8. Jo-Ann Mapson
Whenever I need a break from heavy reading (you know, too many Bookers in a row), I pick up something by Jo-Ann Mapson and I feel like I'm catching up with old friends. I read Mapson for her characters. She draws them with such compassion and humor. Even the people you're not supposed to be rooting for are given motives and a back-story so you can't help but sympathize with them, no matter how wrong-headed they seem. I also like that many of her books take place in Southern California, so I recognize the locales. I recently read, though, that she moved up to Alaska, so I need to read some of her more recent stuff and see if we get to experience the far North. Most recently, I've read Shadow Ranch, Blue Rodeo, and Hank & Chloe (apparently there's a television movie of this last one with Kris Kristofferson and Ann-Margaret).
9. Chris Crutcher
Chris Crutcher is another YA author who was writing YA novels before it was the cool thing to do. I love him like I love Robert Cormier. Best thing is, he writes boy books! (Do you have any idea how hard it is to get those kids books that they like?) Chinese Handcuffs, Whale Talk, Ironman--such great books! Admittedly, they're "issues" books (something I normally take "issue" with, but we'll leave that for another post), however they don't come off as teenage angst-y drivel. They're mature and they deal with the hard issues in a matter of fact way. Since his primary occupation for a number of years was a family therapist and child protection specialist, he's writing from experience. He's the author you want your students/kids who are having a hard time to discover. His autobiography, King of the Mild Frontier, is pretty funny, too. Not sure if you'd get teens to read it, but their parents would be able to identify.
10. Ana Menendez

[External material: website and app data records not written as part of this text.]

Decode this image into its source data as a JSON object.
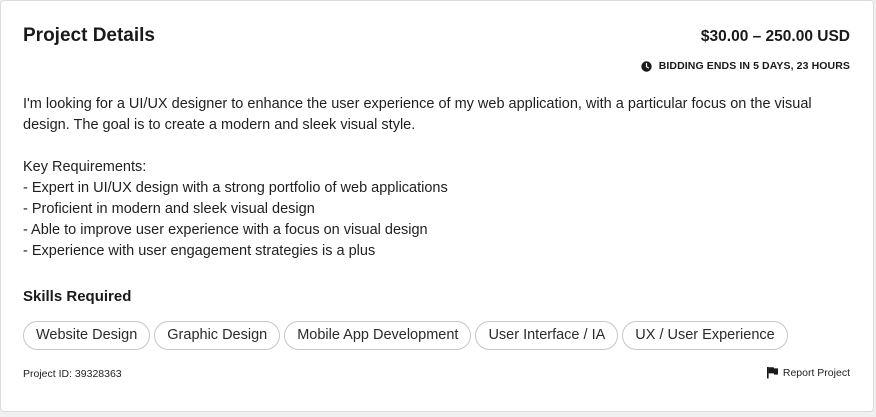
{
  "project": {
    "title": "Project Details",
    "budget": "$30.00 – 250.00 USD",
    "bidding": "BIDDING ENDS IN 5 DAYS, 23 HOURS",
    "description": [
      "I'm looking for a UI/UX designer to enhance the user experience of my web application, with a particular focus on the visual design. The goal is to create a modern and sleek visual style.",
      "",
      "Key Requirements:",
      "- Expert in UI/UX design with a strong portfolio of web applications",
      "- Proficient in modern and sleek visual design",
      "- Able to improve user experience with a focus on visual design",
      "- Experience with user engagement strategies is a plus"
    ],
    "skills_title": "Skills Required",
    "skills": [
      "Website Design",
      "Graphic Design",
      "Mobile App Development",
      "User Interface / IA",
      "UX / User Experience"
    ],
    "project_id": "Project ID: 39328363",
    "report_label": "Report Project"
  },
  "icons": {
    "clock": "clock-icon",
    "flag": "flag-icon"
  },
  "colors": {
    "text": "#1a1a1a",
    "tag_border": "#c6c6c6",
    "card_bg": "#ffffff"
  }
}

Ana Menendez writes about Cuba with such wistfulness. Both Loving Che and In Cuba, I Was a German Shepherd deal with Cuban expatriates who long for a home and a way of life that is gone forever. Loving Che has the unnamed main character trying to discover her roots in Cuba. As an infant, she was swept away by her grandfather to America when Castro came into power. It's not until she's an adult that she attempts to track down her mother, still in Cuba, and discover who she really is. In Cuba, I Was a German Shepherd is really the punchline of a joke that begins with a mangy mutt propositioning a stuck-up American poodle. When the poodle questions what right this dog has to ask her out, he says, "Pardon me, your highness. . .here in America I might be a short, insignificant mutt, but in Cuba I was a German Shepherd." That line says it all. By the end of this book, I was laughing and crying along with the men sitting in the vacant lot playing dominoes and reminiscing about life before the revolution.